* _Prompt_:
Show every line of the data that contains the string "JSON".

* _Entries shown_:
◆ ◆ ◆ ◆

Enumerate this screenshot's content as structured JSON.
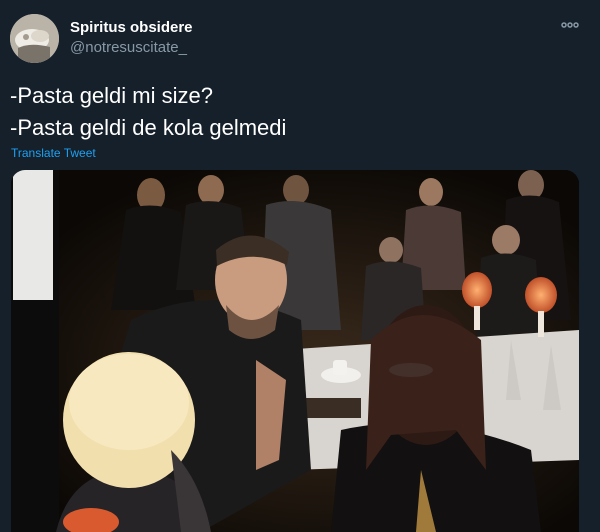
{
  "tweet": {
    "display_name": "Spiritus obsidere",
    "handle": "@notresuscitate_",
    "text_lines": [
      "-Pasta geldi mi size?",
      "-Pasta geldi de kola gelmedi"
    ],
    "translate_label": "Translate Tweet",
    "more_icon": "ellipsis-icon",
    "avatar_icon": "avatar-image"
  },
  "colors": {
    "background": "#15202b",
    "text_primary": "#ffffff",
    "text_secondary": "#8899a6",
    "link": "#1da1f2"
  }
}
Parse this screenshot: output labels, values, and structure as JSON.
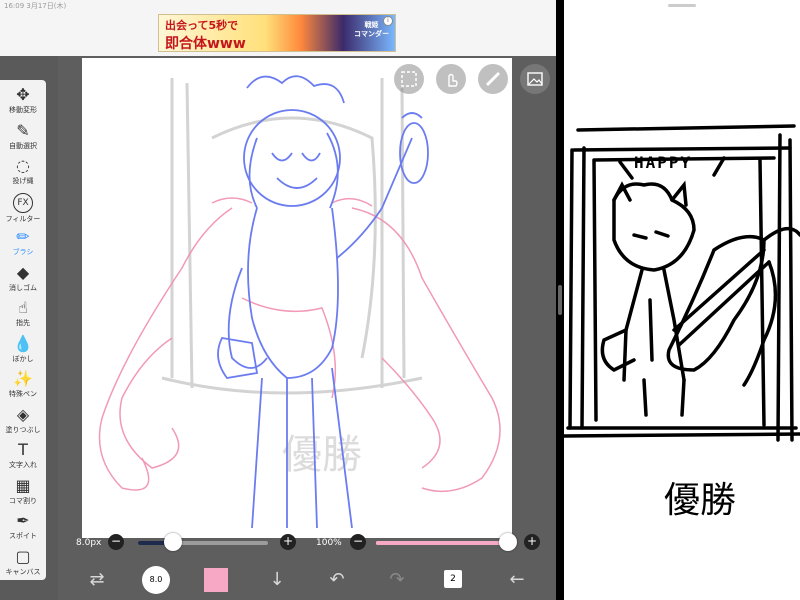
{
  "statusbar": {
    "time": "16:09  3月17日(木)"
  },
  "ad": {
    "line1": "出会って5秒で",
    "line2": "即合体www",
    "logo": "戦姫\nコマンダー",
    "info": "i"
  },
  "toolbar": {
    "items": [
      {
        "label": "移動変形",
        "icon": "move-icon",
        "glyph": "✥"
      },
      {
        "label": "自動選択",
        "icon": "magic-wand-icon",
        "glyph": "✎"
      },
      {
        "label": "投げ縄",
        "icon": "lasso-icon",
        "glyph": "◌"
      },
      {
        "label": "フィルター",
        "icon": "filter-icon",
        "glyph": "FX"
      },
      {
        "label": "ブラシ",
        "icon": "brush-icon",
        "glyph": "✏"
      },
      {
        "label": "消しゴム",
        "icon": "eraser-icon",
        "glyph": "◆"
      },
      {
        "label": "指先",
        "icon": "finger-icon",
        "glyph": "☝"
      },
      {
        "label": "ぼかし",
        "icon": "blur-icon",
        "glyph": "💧"
      },
      {
        "label": "特殊ペン",
        "icon": "special-pen-icon",
        "glyph": "✨"
      },
      {
        "label": "塗りつぶし",
        "icon": "fill-icon",
        "glyph": "◈"
      },
      {
        "label": "文字入れ",
        "icon": "text-icon",
        "glyph": "T"
      },
      {
        "label": "コマ割り",
        "icon": "frame-divider-icon",
        "glyph": "▦"
      },
      {
        "label": "スポイト",
        "icon": "eyedropper-icon",
        "glyph": "✒"
      },
      {
        "label": "キャンバス",
        "icon": "canvas-icon",
        "glyph": "▢"
      }
    ],
    "active": "ブラシ"
  },
  "sliders": {
    "brush_size": "8.0px",
    "opacity": "100%",
    "size_fraction": 0.27,
    "opacity_fraction": 1.0
  },
  "bottom_bar": {
    "layer_count": "2",
    "brush_badge": "8.0"
  },
  "colors": {
    "current": "#f7a8c4",
    "accent": "#2f8fff",
    "sketch_blue": "#6b7cf0",
    "sketch_pink": "#f08fb0"
  },
  "right_sketch": {
    "happy": "HAPPY",
    "caption": "優勝"
  },
  "canvas_sketch": {
    "watermark": "優勝"
  }
}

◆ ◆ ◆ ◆

* _Reply to the exercise_:
Enumerate this screenshot's content as structured JSON.
Parse this screenshot: output labels, values, and structure as JSON.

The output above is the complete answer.